Records from a collection
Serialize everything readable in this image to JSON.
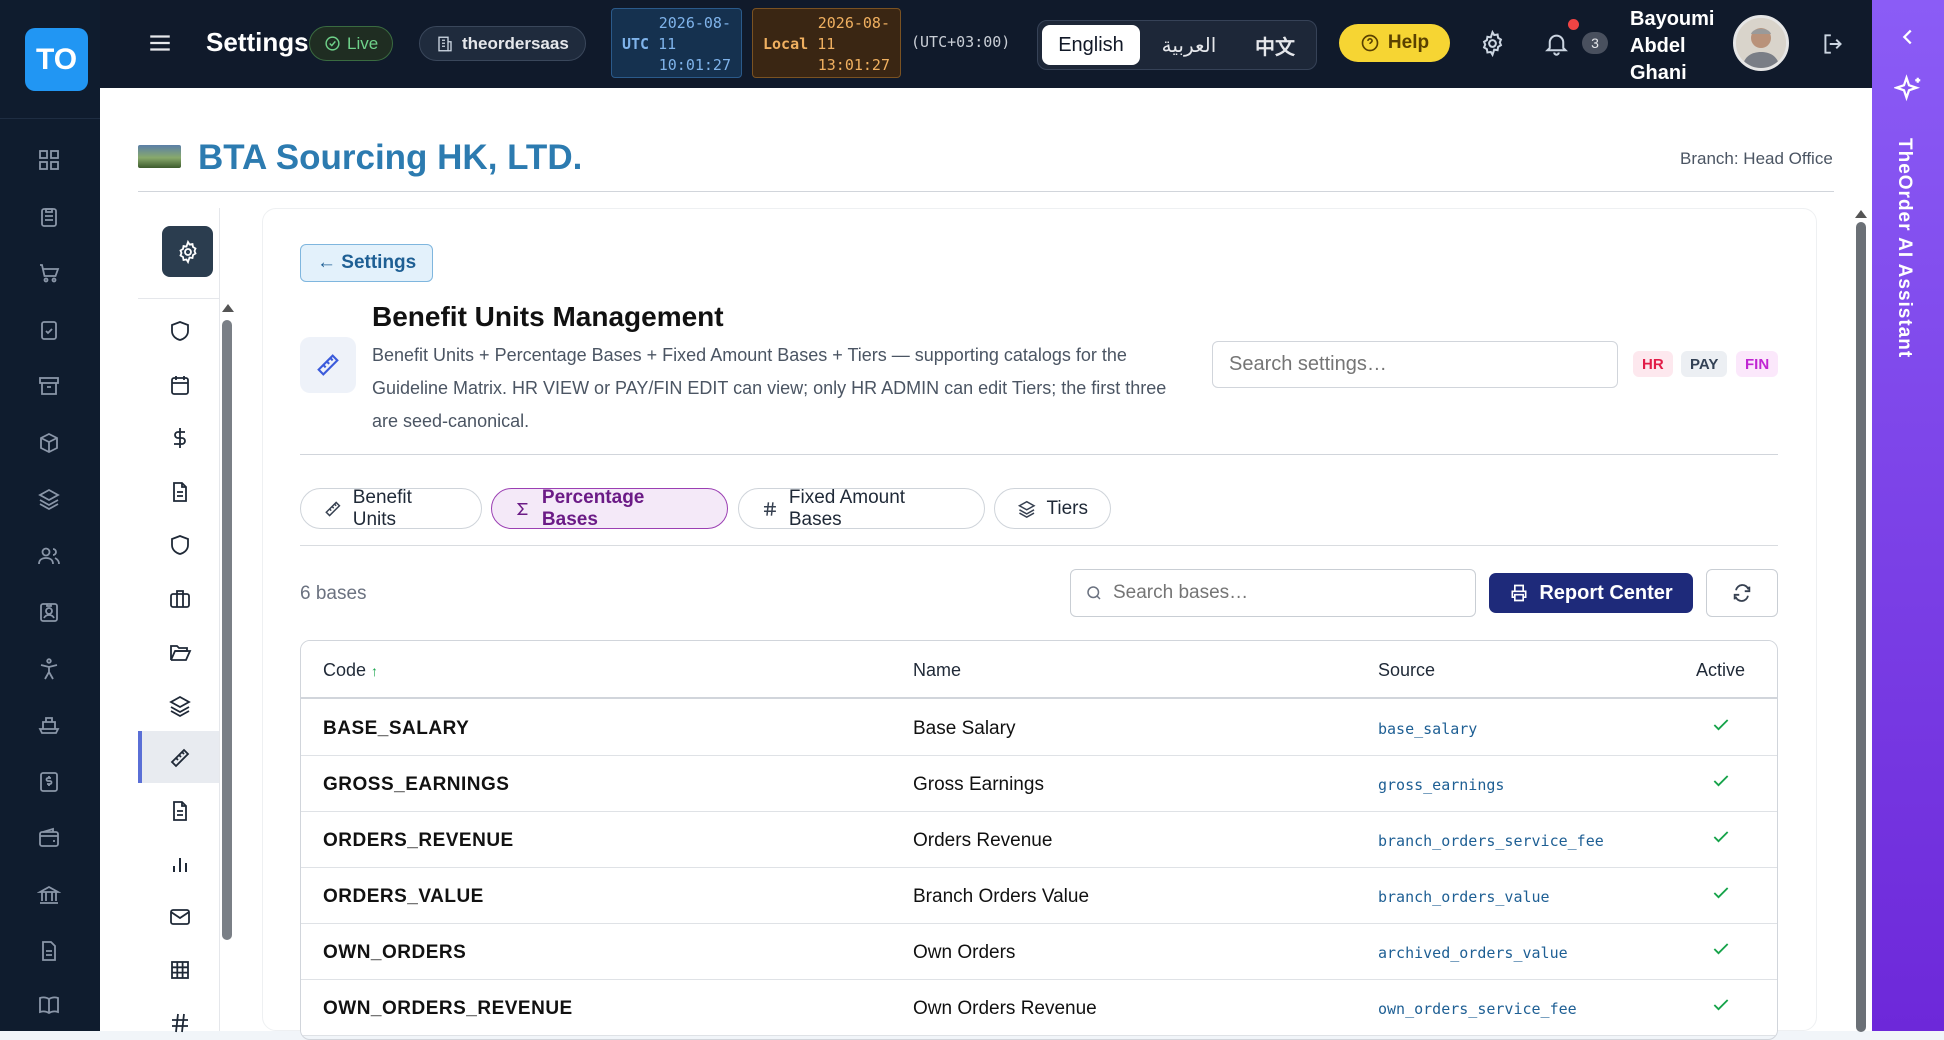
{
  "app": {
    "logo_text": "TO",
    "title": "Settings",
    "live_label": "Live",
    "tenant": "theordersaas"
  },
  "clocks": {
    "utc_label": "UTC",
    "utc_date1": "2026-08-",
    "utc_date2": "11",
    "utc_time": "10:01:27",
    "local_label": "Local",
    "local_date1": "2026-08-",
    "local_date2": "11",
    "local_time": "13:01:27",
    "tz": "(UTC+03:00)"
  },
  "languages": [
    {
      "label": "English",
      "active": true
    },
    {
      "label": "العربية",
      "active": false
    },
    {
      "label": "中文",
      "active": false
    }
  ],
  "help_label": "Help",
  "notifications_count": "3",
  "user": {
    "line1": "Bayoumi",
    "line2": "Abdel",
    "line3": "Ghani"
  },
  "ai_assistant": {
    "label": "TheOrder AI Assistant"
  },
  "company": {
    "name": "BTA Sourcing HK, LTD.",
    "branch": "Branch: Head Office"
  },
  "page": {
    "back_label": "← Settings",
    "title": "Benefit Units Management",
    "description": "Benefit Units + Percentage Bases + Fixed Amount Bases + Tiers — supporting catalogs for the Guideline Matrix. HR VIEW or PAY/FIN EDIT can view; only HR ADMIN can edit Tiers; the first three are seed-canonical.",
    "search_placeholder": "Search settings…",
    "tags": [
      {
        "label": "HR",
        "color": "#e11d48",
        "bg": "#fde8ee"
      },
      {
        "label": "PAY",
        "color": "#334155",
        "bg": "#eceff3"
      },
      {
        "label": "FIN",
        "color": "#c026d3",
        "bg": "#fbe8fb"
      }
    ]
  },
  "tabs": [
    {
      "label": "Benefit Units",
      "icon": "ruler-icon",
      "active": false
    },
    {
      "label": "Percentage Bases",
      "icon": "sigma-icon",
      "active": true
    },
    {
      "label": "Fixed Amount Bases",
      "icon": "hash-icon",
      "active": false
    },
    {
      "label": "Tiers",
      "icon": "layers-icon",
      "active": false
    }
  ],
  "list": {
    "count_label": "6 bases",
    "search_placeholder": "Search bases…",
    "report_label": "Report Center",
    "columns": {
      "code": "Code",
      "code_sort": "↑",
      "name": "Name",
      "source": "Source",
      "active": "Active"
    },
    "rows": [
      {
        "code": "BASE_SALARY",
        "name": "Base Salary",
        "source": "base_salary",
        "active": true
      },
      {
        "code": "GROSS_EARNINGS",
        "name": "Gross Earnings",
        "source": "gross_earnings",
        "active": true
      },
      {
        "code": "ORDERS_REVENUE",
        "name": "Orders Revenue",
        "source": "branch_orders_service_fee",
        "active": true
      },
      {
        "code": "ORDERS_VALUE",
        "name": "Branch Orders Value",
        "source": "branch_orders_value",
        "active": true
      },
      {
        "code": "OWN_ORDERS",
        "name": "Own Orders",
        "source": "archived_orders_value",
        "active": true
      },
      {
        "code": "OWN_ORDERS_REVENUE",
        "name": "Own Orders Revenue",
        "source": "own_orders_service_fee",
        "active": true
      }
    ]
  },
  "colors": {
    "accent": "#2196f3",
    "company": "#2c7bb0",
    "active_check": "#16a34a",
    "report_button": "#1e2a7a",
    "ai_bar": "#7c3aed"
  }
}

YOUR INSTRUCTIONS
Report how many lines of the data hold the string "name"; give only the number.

RESULT OF THE TASK
8